In Hawking's black hole theory the entropy and temperature of a black hole is proportional to its surface area.

This suggests that dark energy should be inversely proportional to the information content of the Universe or proportional to the temperature of the cosmological horizon by the Unruh effect (or seen from the "outside"?)

(Also, it is known that a black hole at a certain size will increase exponentially, as if it has it's own "dark energy" because it is colder than the thermal equilibrium of outer space. Could there be a connection here between how black holes expand and the Universe expands?)

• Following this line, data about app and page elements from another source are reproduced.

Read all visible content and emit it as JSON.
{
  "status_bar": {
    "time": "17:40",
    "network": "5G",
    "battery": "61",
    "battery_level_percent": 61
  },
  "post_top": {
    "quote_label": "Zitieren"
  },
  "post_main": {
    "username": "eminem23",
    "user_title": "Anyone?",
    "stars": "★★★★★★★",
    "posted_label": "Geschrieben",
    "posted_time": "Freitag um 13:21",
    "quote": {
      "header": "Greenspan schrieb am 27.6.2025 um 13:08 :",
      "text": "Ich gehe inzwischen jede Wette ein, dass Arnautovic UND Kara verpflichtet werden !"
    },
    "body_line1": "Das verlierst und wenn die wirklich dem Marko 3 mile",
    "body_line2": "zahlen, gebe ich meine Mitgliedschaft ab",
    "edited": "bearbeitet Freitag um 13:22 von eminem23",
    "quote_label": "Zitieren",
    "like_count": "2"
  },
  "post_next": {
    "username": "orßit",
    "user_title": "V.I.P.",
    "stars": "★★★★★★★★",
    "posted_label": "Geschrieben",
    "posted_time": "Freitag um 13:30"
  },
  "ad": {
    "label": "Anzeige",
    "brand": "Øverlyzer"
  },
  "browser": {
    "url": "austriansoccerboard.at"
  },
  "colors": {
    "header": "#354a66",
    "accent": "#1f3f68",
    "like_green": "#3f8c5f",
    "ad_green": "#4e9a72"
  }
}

And yet.... the cosmological constant is supposed to be constant.

So is the relationship merely a coincidence? Are there any current theories that an account for this relationship?

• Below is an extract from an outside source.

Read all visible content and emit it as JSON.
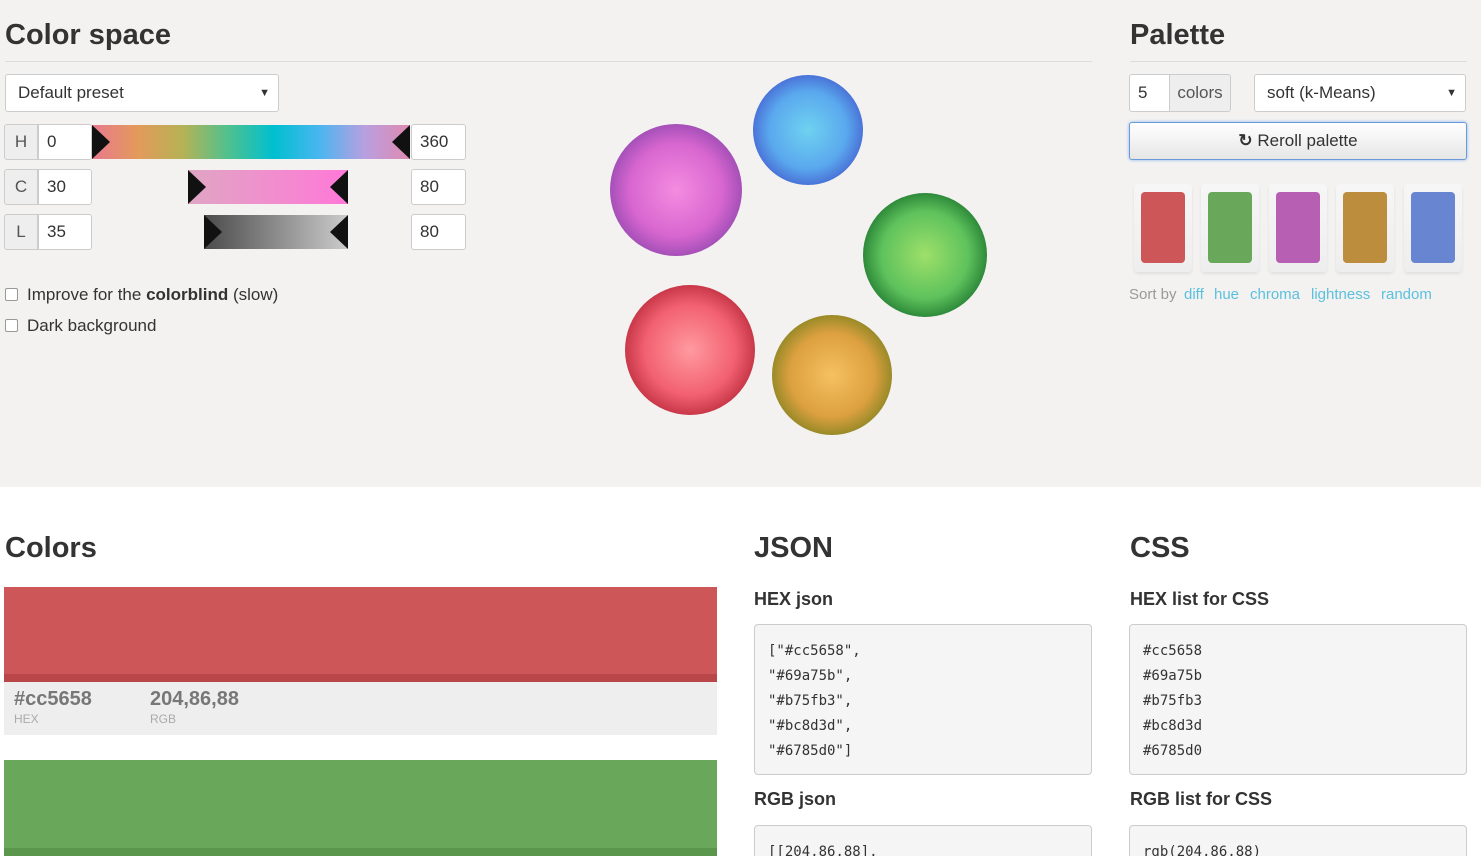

$\endgroup$
  • $\begingroup$ Your value for $R$ is the radius of the observable universe, at the current time. The universe may be much bigger than the observable universe; in fact, current curvature measurements point to it probably being infinite. The radius of the observable universe does not necessarily correspond to the cosmological horizon, especially not anything like an event horizon of a black hole. $\endgroup$ – probably_someone Jun 21 '18 at 16:08
  • $\begingroup$ Well depends what you mean by "current time". If I take the temporal slice equivalent to the past light cone it has a finite size. If I take the slice at current "cosmological" time it is infinite but mostly unobservable by ourselves until the future when the light reaches us. $\endgroup$ – zooby Jun 21 '18 at 16:44
  • $\begingroup$ You are right the observable horizon, essentially looking back towards the big bang is not like a black hole. More like a black hole turned inside out! $\endgroup$ – zooby Jun 21 '18 at 16:46
  • 3
    $\begingroup$ It is not clear what reason except pure numerology you have to believe that the cosmological constant and the radius of the observable universe are connected, i.e. as written, the reasoning in this question about the cosmological constant being not constant is rather reminiscient of England drifting out to sea. $\endgroup$ – ACuriousMind Jun 21 '18 at 16:47
  • $\begingroup$ One could compare the hawking radiation of a black hole with the cosmic background radiation. Both decrease as the surface area (of black hole or cosmic horizon) gets bigger. $\endgroup$ – zooby Jun 21 '18 at 16:48

Your Answer

By clicking “Post Your Answer”, you agree to our terms of service, privacy policy and cookie policy

Browse other questions tagged or ask your own question.